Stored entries
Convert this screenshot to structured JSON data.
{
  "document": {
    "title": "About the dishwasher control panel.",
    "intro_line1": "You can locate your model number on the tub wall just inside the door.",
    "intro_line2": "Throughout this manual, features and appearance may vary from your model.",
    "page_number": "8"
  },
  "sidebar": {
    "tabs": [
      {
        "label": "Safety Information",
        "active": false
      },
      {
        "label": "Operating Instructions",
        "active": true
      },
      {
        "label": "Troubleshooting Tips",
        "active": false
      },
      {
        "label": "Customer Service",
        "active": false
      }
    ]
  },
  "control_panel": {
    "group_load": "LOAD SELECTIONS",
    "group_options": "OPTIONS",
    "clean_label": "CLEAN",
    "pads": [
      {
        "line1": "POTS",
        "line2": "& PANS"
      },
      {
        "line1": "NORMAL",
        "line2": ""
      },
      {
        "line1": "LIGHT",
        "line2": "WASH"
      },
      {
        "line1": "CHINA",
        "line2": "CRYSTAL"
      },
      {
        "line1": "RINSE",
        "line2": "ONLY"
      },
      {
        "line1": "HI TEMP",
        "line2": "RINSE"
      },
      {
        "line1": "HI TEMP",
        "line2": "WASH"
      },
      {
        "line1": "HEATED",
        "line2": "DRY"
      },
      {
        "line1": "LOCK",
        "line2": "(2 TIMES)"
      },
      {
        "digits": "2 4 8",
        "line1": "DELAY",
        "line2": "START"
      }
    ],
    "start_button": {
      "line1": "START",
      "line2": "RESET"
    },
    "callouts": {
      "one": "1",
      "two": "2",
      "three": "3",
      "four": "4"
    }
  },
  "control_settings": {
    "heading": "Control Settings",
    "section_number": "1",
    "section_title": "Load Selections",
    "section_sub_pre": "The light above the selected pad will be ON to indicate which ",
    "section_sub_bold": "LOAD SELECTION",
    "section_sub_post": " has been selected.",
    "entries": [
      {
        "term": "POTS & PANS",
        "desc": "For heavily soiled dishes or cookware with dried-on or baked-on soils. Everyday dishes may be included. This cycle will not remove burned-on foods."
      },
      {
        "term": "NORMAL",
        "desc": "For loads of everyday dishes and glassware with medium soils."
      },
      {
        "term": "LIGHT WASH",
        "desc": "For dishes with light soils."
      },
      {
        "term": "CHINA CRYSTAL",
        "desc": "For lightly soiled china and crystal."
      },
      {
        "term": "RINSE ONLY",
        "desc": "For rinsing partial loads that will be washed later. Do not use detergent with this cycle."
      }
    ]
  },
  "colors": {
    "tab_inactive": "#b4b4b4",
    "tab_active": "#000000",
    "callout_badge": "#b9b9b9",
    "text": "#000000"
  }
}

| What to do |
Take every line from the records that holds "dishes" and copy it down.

| Exercise output |
        "desc": "For heavily soiled dishes or cookware with dried-on or baked-on soils. Everyday dishes may be included. This cycle will not remove burned-on foods."
        "desc": "For loads of everyday dishes and glassware with medium soils."
        "desc": "For dishes with light soils."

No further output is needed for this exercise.